[Stored data entries]
=== Section Start ===

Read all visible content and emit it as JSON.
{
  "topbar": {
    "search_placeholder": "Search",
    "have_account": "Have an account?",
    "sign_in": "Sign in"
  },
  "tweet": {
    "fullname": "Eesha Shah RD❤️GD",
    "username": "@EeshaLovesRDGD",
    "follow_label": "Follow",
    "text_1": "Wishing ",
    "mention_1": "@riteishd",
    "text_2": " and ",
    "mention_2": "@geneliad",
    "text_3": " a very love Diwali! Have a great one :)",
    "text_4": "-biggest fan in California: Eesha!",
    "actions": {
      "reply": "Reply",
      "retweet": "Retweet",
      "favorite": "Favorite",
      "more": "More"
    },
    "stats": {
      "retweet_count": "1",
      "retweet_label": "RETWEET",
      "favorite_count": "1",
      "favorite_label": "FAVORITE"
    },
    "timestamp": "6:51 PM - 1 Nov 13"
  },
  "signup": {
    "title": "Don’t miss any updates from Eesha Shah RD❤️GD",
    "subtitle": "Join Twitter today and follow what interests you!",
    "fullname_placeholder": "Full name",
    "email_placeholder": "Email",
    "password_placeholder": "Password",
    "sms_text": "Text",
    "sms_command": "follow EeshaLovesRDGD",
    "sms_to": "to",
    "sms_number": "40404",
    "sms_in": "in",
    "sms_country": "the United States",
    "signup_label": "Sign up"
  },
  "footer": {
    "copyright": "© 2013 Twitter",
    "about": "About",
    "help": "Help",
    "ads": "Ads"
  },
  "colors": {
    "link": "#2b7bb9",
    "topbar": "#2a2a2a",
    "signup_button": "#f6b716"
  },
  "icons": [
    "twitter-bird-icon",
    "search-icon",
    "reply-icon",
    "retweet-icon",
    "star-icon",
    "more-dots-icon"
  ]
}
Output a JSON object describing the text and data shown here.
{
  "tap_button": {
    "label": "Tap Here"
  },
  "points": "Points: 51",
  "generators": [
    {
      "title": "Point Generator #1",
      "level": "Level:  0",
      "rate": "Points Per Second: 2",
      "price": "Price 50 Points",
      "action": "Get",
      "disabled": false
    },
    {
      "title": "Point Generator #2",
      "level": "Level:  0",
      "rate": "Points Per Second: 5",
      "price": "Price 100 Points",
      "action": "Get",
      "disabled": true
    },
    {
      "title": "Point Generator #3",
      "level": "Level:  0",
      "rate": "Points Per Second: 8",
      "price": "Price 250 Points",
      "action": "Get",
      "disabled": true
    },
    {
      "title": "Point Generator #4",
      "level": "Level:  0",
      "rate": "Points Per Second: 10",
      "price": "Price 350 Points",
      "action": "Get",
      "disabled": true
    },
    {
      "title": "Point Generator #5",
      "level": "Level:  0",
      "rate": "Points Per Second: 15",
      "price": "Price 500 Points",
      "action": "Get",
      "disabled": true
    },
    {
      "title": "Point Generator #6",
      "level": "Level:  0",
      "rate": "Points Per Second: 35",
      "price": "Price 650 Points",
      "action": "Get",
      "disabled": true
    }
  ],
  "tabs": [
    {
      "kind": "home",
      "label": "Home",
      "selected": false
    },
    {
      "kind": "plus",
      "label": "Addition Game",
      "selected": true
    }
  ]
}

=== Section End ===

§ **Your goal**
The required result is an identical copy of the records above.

§ **The completed task**
Read all visible content and emit it as JSON.
{
  "topbar": {
    "search_placeholder": "Search",
    "have_account": "Have an account?",
    "sign_in": "Sign in"
  },
  "tweet": {
    "fullname": "Eesha Shah RD❤️GD",
    "username": "@EeshaLovesRDGD",
    "follow_label": "Follow",
    "text_1": "Wishing ",
    "mention_1": "@riteishd",
    "text_2": " and ",
    "mention_2": "@geneliad",
    "text_3": " a very love Diwali! Have a great one :)",
    "text_4": "-biggest fan in California: Eesha!",
    "actions": {
      "reply": "Reply",
      "retweet": "Retweet",
      "favorite": "Favorite",
      "more": "More"
    },
    "stats": {
      "retweet_count": "1",
      "retweet_label": "RETWEET",
      "favorite_count": "1",
      "favorite_label": "FAVORITE"
    },
    "timestamp": "6:51 PM - 1 Nov 13"
  },
  "signup": {
    "title": "Don’t miss any updates from Eesha Shah RD❤️GD",
    "subtitle": "Join Twitter today and follow what interests you!",
    "fullname_placeholder": "Full name",
    "email_placeholder": "Email",
    "password_placeholder": "Password",
    "sms_text": "Text",
    "sms_command": "follow EeshaLovesRDGD",
    "sms_to": "to",
    "sms_number": "40404",
    "sms_in": "in",
    "sms_country": "the United States",
    "signup_label": "Sign up"
  },
  "footer": {
    "copyright": "© 2013 Twitter",
    "about": "About",
    "help": "Help",
    "ads": "Ads"
  },
  "colors": {
    "link": "#2b7bb9",
    "topbar": "#2a2a2a",
    "signup_button": "#f6b716"
  },
  "icons": [
    "twitter-bird-icon",
    "search-icon",
    "reply-icon",
    "retweet-icon",
    "star-icon",
    "more-dots-icon"
  ]
}
Output a JSON object describing the text and data shown here.
{
  "tap_button": {
    "label": "Tap Here"
  },
  "points": "Points: 51",
  "generators": [
    {
      "title": "Point Generator #1",
      "level": "Level:  0",
      "rate": "Points Per Second: 2",
      "price": "Price 50 Points",
      "action": "Get",
      "disabled": false
    },
    {
      "title": "Point Generator #2",
      "level": "Level:  0",
      "rate": "Points Per Second: 5",
      "price": "Price 100 Points",
      "action": "Get",
      "disabled": true
    },
    {
      "title": "Point Generator #3",
      "level": "Level:  0",
      "rate": "Points Per Second: 8",
      "price": "Price 250 Points",
      "action": "Get",
      "disabled": true
    },
    {
      "title": "Point Generator #4",
      "level": "Level:  0",
      "rate": "Points Per Second: 10",
      "price": "Price 350 Points",
      "action": "Get",
      "disabled": true
    },
    {
      "title": "Point Generator #5",
      "level": "Level:  0",
      "rate": "Points Per Second: 15",
      "price": "Price 500 Points",
      "action": "Get",
      "disabled": true
    },
    {
      "title": "Point Generator #6",
      "level": "Level:  0",
      "rate": "Points Per Second: 35",
      "price": "Price 650 Points",
      "action": "Get",
      "disabled": true
    }
  ],
  "tabs": [
    {
      "kind": "home",
      "label": "Home",
      "selected": false
    },
    {
      "kind": "plus",
      "label": "Addition Game",
      "selected": true
    }
  ]
}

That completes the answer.